I was downright gleeful when reading this series, a very rare feeling for me in this class. Morris makes precisely the argument I do – photographs are NOT objective texts. They are just as biased and manipulated as textual sources. Every aspect of a photo is staged. Take a look at some photos I took this summer. Without context, do you know where this is? Or what it is?
How about now?

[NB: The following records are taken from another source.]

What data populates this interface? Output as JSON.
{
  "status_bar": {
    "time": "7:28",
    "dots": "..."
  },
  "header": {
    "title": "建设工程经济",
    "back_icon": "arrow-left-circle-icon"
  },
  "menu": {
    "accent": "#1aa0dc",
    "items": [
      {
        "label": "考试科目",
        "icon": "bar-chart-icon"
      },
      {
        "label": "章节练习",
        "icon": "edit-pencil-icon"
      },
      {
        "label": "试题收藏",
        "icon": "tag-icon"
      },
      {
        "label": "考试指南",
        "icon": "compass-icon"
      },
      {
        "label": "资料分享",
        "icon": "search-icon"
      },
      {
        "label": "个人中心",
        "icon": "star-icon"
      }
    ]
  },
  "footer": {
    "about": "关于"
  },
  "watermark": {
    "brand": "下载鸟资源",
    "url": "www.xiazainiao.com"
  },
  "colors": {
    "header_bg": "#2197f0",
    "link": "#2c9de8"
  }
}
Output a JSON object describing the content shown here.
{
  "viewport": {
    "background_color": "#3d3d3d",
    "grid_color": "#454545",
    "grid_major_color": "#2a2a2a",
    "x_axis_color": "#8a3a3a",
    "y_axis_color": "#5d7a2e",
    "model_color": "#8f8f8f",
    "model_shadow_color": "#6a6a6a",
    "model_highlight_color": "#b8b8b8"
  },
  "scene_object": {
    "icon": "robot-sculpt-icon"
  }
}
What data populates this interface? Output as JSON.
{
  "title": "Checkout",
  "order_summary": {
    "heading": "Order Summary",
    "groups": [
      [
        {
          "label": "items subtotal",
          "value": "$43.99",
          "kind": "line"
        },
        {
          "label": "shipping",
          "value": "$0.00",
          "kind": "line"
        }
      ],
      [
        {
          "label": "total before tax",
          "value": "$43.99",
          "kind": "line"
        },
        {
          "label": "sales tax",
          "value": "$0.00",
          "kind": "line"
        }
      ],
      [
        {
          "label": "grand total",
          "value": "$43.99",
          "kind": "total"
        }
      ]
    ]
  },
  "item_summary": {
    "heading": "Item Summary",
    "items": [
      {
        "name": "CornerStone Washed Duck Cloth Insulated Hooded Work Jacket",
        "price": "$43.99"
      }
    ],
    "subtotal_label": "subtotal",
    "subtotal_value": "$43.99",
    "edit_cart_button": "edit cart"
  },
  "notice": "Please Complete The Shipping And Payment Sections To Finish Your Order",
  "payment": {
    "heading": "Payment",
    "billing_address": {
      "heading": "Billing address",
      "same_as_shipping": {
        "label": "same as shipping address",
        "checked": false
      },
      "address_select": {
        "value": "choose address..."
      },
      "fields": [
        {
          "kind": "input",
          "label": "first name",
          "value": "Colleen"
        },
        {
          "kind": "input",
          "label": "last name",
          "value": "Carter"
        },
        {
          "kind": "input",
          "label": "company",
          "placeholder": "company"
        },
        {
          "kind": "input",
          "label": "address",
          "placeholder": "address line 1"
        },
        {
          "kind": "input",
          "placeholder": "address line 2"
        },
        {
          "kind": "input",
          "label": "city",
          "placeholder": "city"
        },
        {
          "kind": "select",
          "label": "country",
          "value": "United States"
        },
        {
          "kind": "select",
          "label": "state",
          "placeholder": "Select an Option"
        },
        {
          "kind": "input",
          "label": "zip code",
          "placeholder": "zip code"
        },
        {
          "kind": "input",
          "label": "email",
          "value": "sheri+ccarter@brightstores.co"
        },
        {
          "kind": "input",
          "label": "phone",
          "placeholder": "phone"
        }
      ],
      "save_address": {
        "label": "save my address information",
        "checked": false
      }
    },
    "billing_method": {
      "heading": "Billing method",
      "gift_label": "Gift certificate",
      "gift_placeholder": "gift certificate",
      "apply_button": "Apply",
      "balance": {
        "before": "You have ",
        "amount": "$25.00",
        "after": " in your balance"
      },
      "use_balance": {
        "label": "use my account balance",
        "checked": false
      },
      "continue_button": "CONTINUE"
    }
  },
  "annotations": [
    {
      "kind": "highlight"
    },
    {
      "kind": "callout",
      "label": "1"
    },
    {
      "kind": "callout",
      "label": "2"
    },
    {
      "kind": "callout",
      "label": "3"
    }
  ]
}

It’s the point Curtis made in Part 2, and Morris made in Part 5. Photography, all photography, is constructed, and we as historians need to be aware of that. The photographer chooses a subject, arranges the shot, adds or subtracts elements, and takes the shot. The addition and subtraction doesn’t need to be physical. As Morris pointed out, just by selecting certain elements to include, the photographer is editing the scene. It’s not reality. As historians, we need to remember that every photograph is as constructed as a text document. It’s not only a good idea to remember, but it leads to an excellent question: WHY did the photographer choose to compose the shot this way? Photographers, even amateurs, bring their own argument to the shot and construct it to reflect that argument. Do you know what the argument of the first photo is?
To go back to Morris’ point in Part 5, it’s not just the composition of the image, but the selection of which image(s) to publish. What if I’d provided this series? Do you know what the argument of the first photo is now?
The whole series makes it clear what the subject is, and the immediate reactions would related to the artistic composition, rather than “What am I looking at?” And the argument behind the photo is clearer. Most of the photographs we’ll use as sources won’t be snapshots taken on vacation – but even those are composed. Conscious thought went into these photos, where we stood, the angle of the camera, the position of the sun, how the reflections would work, all to create this more interesting photo.
Coffee on me for the first person to figure out the first photograph’s argument.